Best Business

Personal vs Business Banking

Do I Need a Business Bank Account?

Editorial Team

While using your personal bank account to manage your business finances might be a more convenient way of running your business, there are times when you have to separate your business income from your personal money.

Depending on your business structure, having a bank account is not necessarily a legal requirement but a good idea for most businesses, as there are many benefits to having a business bank account.

Can I use my personal account for my business?

A personal bank account and a business bank account share many similarities. But there are a few key differences that are worth considering.

The main difference is your personal account caters to your needs as an individual, as it offers features to help you manage your personal finances and allows you to receive and pay out money in your name only.

A business bank account, on the other hand, allows you to receive and pay out money in your company’s name. This is particularly important if you have registered your business with HMRC.

Business bank accounts will provide features that are designed for business use, such as integrations for accounting, payroll, and invoicing.

Compared to personal customers, businesses tend to have more transactions which is why banks usually charge a monthly fee or per transaction. This tends to be a small fee but varies between providers with many offering a better deal depending on your business type.

Pros and cons of business bank accounts

There are many pros and cons to having a business bank account compared to using your personal account. The main advantage is you can keep your business and personal finances separate, however, this can come at a cost depending on which provider you choose.


Having a business account separate from your personal account can have many benefits:

  • Separate your finances - Have all your business finances in one place so you do not have to sort through your personal and business transactions.
  • Automation - Expense categorisation, accounts management, and integrations with your accounting software can make taxes much simpler.
  • Access business financial products - Apply for loans, credit cards, and overdrafts.
  • Build up credit - many banks will look at your credit when considering if you are eligible for business finance support.
  • Appear more professional - clients prefer to make payments into a separate business account.


Whilst most businesses will benefit from a separate business account, for some, there are disadvantages to consider:

  • Fees - Business accounts are not necessarily free and can charge you a monthly fee. In addition, you may have to pay extra for cash deposits, withdrawals, and transactions.
  • More to manage - Although separating your business finances can be advantageous, using multiple apps if you're with different banks, different account numbers, statements and cards can be a drawback depending on which provider you choose

What are the features of a business bank account?

The most common business bank account features are deposits/withdrawals, bank transfers, standing orders, direct debits, mobile app, and online banking.

We have put together a list of features you should consider when comparing for a business bank account:

  • Account fee - it is standard for most business bank accounts to charge a monthly account fee, though many banks offer free accounts or trials for new, switching, or small businesses.
  • Everyday banking - will you be handling lots of cash & cheques? Or will the majority of your activity be online transactions? Traditional banks could be best for the first choice, while an online bank makes more sense for the latter.
  • Accounting software - many bank accounts also allow for simple integration with popular accounting & bookkeeping tools allowing you to do everything from one place.
  • Bad credit - bad personal credit history can affect your business bank account application, though there are some providers that don't require credit checks and specialise in bad credit accounts.
  • International banking - trading abroad can be expensive on standard accounts, there are some specific multi-currency accounts that allow you to hold & trade in different currencies.
  • Overdraft facility - an overdraft could help with tight cashflows or as a safety net just in case.

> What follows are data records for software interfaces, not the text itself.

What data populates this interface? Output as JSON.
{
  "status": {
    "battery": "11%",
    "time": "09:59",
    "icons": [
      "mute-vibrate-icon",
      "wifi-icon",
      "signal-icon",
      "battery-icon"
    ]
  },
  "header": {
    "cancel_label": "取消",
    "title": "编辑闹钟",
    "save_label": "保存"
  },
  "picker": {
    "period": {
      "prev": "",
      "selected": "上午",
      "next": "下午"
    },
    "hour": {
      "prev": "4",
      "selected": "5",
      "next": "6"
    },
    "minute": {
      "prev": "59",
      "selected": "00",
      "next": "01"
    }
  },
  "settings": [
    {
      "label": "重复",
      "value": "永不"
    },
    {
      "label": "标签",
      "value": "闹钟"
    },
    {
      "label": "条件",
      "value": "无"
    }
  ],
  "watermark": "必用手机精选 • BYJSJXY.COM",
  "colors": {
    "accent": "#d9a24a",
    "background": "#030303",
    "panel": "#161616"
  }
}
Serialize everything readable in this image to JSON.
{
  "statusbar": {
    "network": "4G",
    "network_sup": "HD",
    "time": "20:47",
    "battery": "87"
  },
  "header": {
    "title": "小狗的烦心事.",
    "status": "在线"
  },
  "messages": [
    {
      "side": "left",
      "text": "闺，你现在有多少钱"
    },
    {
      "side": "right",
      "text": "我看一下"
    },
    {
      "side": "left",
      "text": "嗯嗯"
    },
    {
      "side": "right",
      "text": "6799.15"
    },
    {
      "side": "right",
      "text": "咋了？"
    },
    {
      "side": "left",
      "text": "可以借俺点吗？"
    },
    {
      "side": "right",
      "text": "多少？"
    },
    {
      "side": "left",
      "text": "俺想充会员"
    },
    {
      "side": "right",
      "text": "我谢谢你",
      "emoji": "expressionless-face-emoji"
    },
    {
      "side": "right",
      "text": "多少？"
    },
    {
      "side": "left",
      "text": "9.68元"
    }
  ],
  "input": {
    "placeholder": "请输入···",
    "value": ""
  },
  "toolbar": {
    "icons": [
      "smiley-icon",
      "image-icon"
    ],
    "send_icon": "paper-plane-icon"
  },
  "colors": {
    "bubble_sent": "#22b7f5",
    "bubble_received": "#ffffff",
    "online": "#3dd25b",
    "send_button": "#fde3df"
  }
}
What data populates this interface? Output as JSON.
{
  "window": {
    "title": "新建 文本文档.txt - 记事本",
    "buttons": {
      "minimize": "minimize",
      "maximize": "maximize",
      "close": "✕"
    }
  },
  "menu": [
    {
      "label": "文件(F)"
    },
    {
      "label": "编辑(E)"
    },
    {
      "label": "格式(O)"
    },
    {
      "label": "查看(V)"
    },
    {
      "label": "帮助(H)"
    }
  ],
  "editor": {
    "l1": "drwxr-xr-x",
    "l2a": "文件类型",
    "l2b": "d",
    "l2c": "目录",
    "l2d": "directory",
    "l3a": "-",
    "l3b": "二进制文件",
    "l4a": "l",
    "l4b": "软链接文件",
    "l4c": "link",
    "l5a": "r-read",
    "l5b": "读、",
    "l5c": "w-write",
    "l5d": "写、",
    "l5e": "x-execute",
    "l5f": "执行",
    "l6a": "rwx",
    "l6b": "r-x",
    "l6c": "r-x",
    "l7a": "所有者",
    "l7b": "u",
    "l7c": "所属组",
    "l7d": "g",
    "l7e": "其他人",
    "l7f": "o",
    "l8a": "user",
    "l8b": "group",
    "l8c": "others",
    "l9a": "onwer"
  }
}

Can I use the same provider for personal and business banking?

You may find it easier to manage your money using your personal account as you will only have one branch to visit, or one account to sign in to. However, your personal bank may offer you a discount or bonus as an incentive for you to open a business account with them. Transferring money between accounts with the same bank is usually free and you can often manage your business and personal accounts from the same app or website.
However, you may find that you can get a better deal elsewhere, or that a different bank is better suited to your business needs. Many banks offer free business banking specifically on their startup bank account products, for a limited period typically up to two years.

It's also worth considering that having a business bank account can allow you to protect more of your money with the FSCS, as you are able to claim for your personal and business accounts separately up to £85,000. In addition, banks will offer priority support to business customers with some offering dedicated account managers in addition to free business resources online and in-branch.

Can a sole trader use a personal bank account?

For sole traders, their business is not considered to be a separate legal entity and so having a business bank account is not required by law. You could use your personal bank account if you are a sole trader, but you may find that opening a business bank account benefits you and your business. It is also worth bearing in mind that depending on the size of your business and the number of your monthly transactions, your bank may ask you to open a business bank account.

Can a limited company use a personal bank account?

Unlike sole traders, limited companies are considered separate legal entities and must have a business bank account. You will not be able to use your personal bank account because the money your company makes belongs to the company and must be kept separate from your personal finances.

There are certain rules that apply when it comes to taking out money from a business bank account from a limited company. If you chose to take money out of the companies account (other than the payment of salaries or dividends, both of which you will be taxed on) this will be treated as a director's loan and there will be strict rules around repayment which you will have to follow.